“Recently, the moon landing phase of China’s crewed lunar exploration program has started. The main goal is to send Chinese astronauts to land on the moon for the first time by 2030,” Lin Xiqiang, deputy director of the China Manned Space Agency (CMSA), told media at a press conference at the Jiuquan Satellite Launch Center May 29.

“Focusing on this goal, the CMSA has started planning, research and construction work on the basis of previous key technical breakthroughs and solution verifications,” Lin said. 

“This includes the development of a new generation manned carrier rocket, namely the Long March 10 launch vehicle, a new generation crew spacecraft, a lunar lander, a moon suit and other spaceflight products.

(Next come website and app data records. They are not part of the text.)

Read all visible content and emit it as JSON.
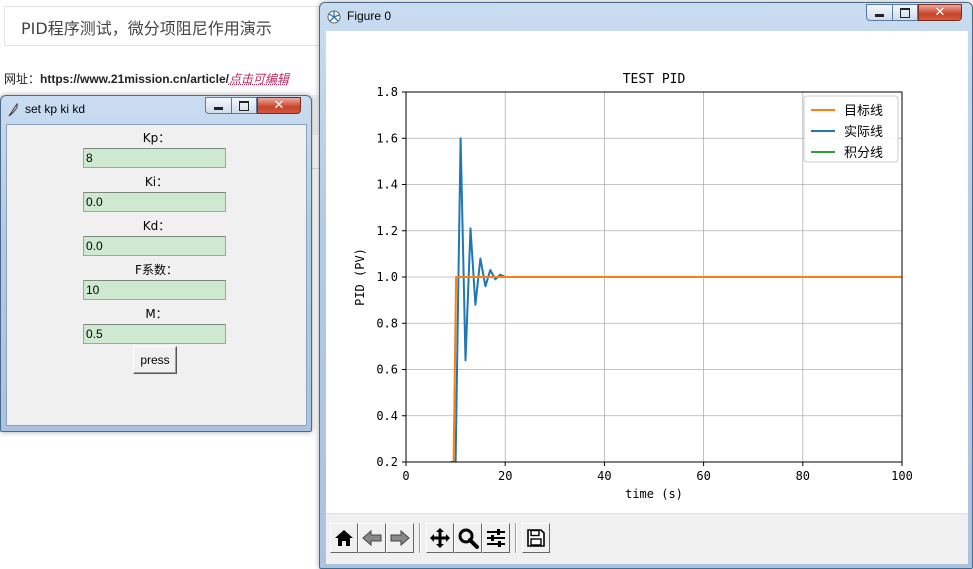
{
  "background": {
    "page_title": "PID程序测试，微分项阻尼作用演示",
    "url_label": "网址：",
    "url": "https://www.21mission.cn/article/",
    "edit_link": "点击可编辑"
  },
  "dialog": {
    "title": "set kp ki kd",
    "fields": [
      {
        "label": "Kp：",
        "value": "8"
      },
      {
        "label": "Ki：",
        "value": "0.0"
      },
      {
        "label": "Kd：",
        "value": "0.0"
      },
      {
        "label": "F系数：",
        "value": "10"
      },
      {
        "label": "M：",
        "value": "0.5"
      }
    ],
    "press_label": "press"
  },
  "figure": {
    "title": "Figure 0",
    "toolbar": [
      "home-icon",
      "back-arrow-icon",
      "forward-arrow-icon",
      "pan-icon",
      "zoom-icon",
      "subplots-icon",
      "save-icon"
    ]
  },
  "chart_data": {
    "type": "line",
    "title": "TEST PID",
    "xlabel": "time (s)",
    "ylabel": "PID (PV)",
    "xlim": [
      0,
      100
    ],
    "ylim": [
      0.2,
      1.8
    ],
    "xticks": [
      0,
      20,
      40,
      60,
      80,
      100
    ],
    "yticks": [
      0.2,
      0.4,
      0.6,
      0.8,
      1.0,
      1.2,
      1.4,
      1.6,
      1.8
    ],
    "grid": true,
    "legend": "top-right",
    "series": [
      {
        "name": "目标线",
        "color": "#ff7f0e",
        "x": [
          9.6,
          10.1,
          100
        ],
        "y": [
          0.2,
          1.0,
          1.0
        ]
      },
      {
        "name": "实际线",
        "color": "#1f77b4",
        "x": [
          9.0,
          10.0,
          11.0,
          12.0,
          13.0,
          14.0,
          15.0,
          16.0,
          17.0,
          18.0,
          19.0,
          20.0,
          100
        ],
        "y": [
          0.2,
          0.2,
          1.6,
          0.64,
          1.21,
          0.88,
          1.08,
          0.96,
          1.03,
          0.99,
          1.01,
          1.0,
          1.0
        ]
      },
      {
        "name": "积分线",
        "color": "#2ca02c",
        "x": [],
        "y": []
      }
    ]
  }
}
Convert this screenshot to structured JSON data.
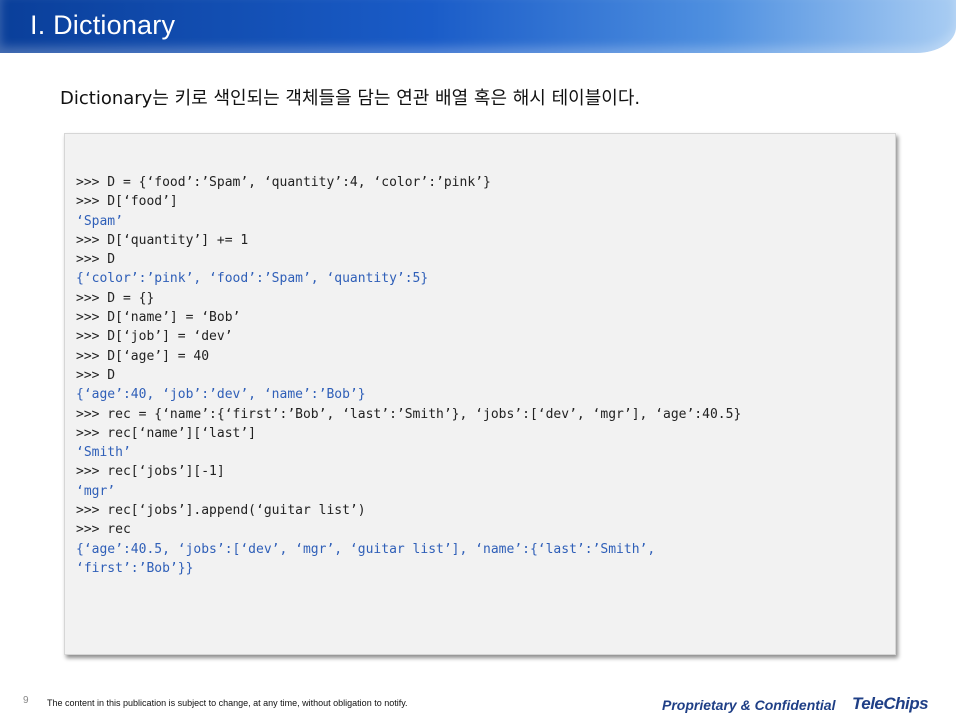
{
  "header": {
    "title": "I. Dictionary"
  },
  "intro": {
    "text": "Dictionary는 키로 색인되는 객체들을 담는 연관 배열 혹은 해시 테이블이다."
  },
  "code": {
    "lines": [
      {
        "text": ">>> D = {‘food’:’Spam’, ‘quantity’:4, ‘color’:’pink’}",
        "kind": "input"
      },
      {
        "text": ">>> D[‘food’]",
        "kind": "input"
      },
      {
        "text": "‘Spam’",
        "kind": "output"
      },
      {
        "text": ">>> D[‘quantity’] += 1",
        "kind": "input"
      },
      {
        "text": ">>> D",
        "kind": "input"
      },
      {
        "text": "{‘color’:’pink’, ‘food’:’Spam’, ‘quantity’:5}",
        "kind": "output"
      },
      {
        "text": ">>> D = {}",
        "kind": "input"
      },
      {
        "text": ">>> D[‘name’] = ‘Bob’",
        "kind": "input"
      },
      {
        "text": ">>> D[‘job’] = ‘dev’",
        "kind": "input"
      },
      {
        "text": ">>> D[‘age’] = 40",
        "kind": "input"
      },
      {
        "text": ">>> D",
        "kind": "input"
      },
      {
        "text": "{‘age’:40, ‘job’:’dev’, ‘name’:’Bob’}",
        "kind": "output"
      },
      {
        "text": ">>> rec = {‘name’:{‘first’:’Bob’, ‘last’:’Smith’}, ‘jobs’:[‘dev’, ‘mgr’], ‘age’:40.5}",
        "kind": "input"
      },
      {
        "text": ">>> rec[‘name’][‘last’]",
        "kind": "input"
      },
      {
        "text": "‘Smith’",
        "kind": "output"
      },
      {
        "text": ">>> rec[‘jobs’][-1]",
        "kind": "input"
      },
      {
        "text": "‘mgr’",
        "kind": "output"
      },
      {
        "text": ">>> rec[‘jobs’].append(‘guitar list’)",
        "kind": "input"
      },
      {
        "text": ">>> rec",
        "kind": "input"
      },
      {
        "text": "{‘age’:40.5, ‘jobs’:[‘dev’, ‘mgr’, ‘guitar list’], ‘name’:{‘last’:’Smith’,",
        "kind": "output"
      },
      {
        "text": "‘first’:’Bob’}}",
        "kind": "output"
      }
    ]
  },
  "footer": {
    "page_number": "9",
    "notice": "The content in this publication is subject to change, at any time, without obligation to notify.",
    "confidential": "Proprietary & Confidential",
    "logo_text": "TeleChips"
  },
  "colors": {
    "title_bar_start": "#0a3f9a",
    "title_bar_end": "#a9cdf3",
    "code_output": "#2f5fb8",
    "brand": "#1f3f86"
  }
}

The construction of a new launch site and tests on related launch facilities are also underway.” 

As previously reported, China has been quietly working on a lunar lander for a number of years and this year unveiled an apparent model of the spacecraft. 

A low Earth orbit variant of the rocket newly designated the Long March 10, based on the five-meter-diameter Long March 5, is expected to have a test flight in 2027. A pair of three-stage, triple-core Long March 10 variants for trans-lunar injection (27 tons to TLI) will be used to launch the landing stack and crewed segments of the lunar landing mission. China has already carried out a full scale boiler plate test of the new-gen spacecraft.

China’s coastal Wenchang spaceport is currently being expanded to host commercial launches, and will also be the site for the in-development Long March 10 and the larger Long March 9 rocket.

CMSA also announced May 29 a call for plans for a lunar crew rover, potentially using a commercial development model.

The Harbin Institute of Technology in Heilongjiang, northeast China, recently unveiled a lunar simulation chamber to assist preparations for future lunar exploration.

“The goal also includes carrying out lunar scientific exploration and related technological experiments, mastering key technologies such as Earth-Moon crewed round-trips, lunar surface short-term stays, and human-robot joint exploration as well as completing multiple missions such as landing, roving, sampling, researching and returning, so as to form an independent crewed lunar exploration capability,” said Lin.

The press conference was held ahead of the launch of the Shenzhou-16 crewed mission to the Tiangong space station. Launch is set for 9:31 p.m. Eastern May 29. The crew will be greeted aboard Tiangong by the outgoing Shenzhou-15 crew, which has been in orbit since November.

The crewed landing plan noted by Lin is for two astronauts to conduct a six-hour stay on the lunar surface, with another crew member remaining aboard a service module in lunar orbit.

The short term stay however is linked to a longer term project. The International Lunar Research Station (ILRS) is a Chinese-led initiative which aims to construct a permanent, initially robotic moon base in the 2030s. China is currently attracting members to join an organization established to coordinate the effort, which amounts to a parallel development to the U.S.-led Artemis Program and Artemis Accords.

China’s government has yet to openly and officially approve the crewed landing project, likely because the timeline lies beyond the scope of the current Five-year Plan (2021-2025). 

However a space white paper published in January 2022 stated that China will “continue studies and research on the plan for a human lunar landing… and research key technologies to lay a foundation for exploring and developing cislunar space.”

Andrew Jones covers China's space industry for SpaceNews. Andrew has previously lived in China and reported from major space conferences there. Based in Helsinki, Finland, he has written for National Geographic, New Scientist, Smithsonian Magazine, Sky...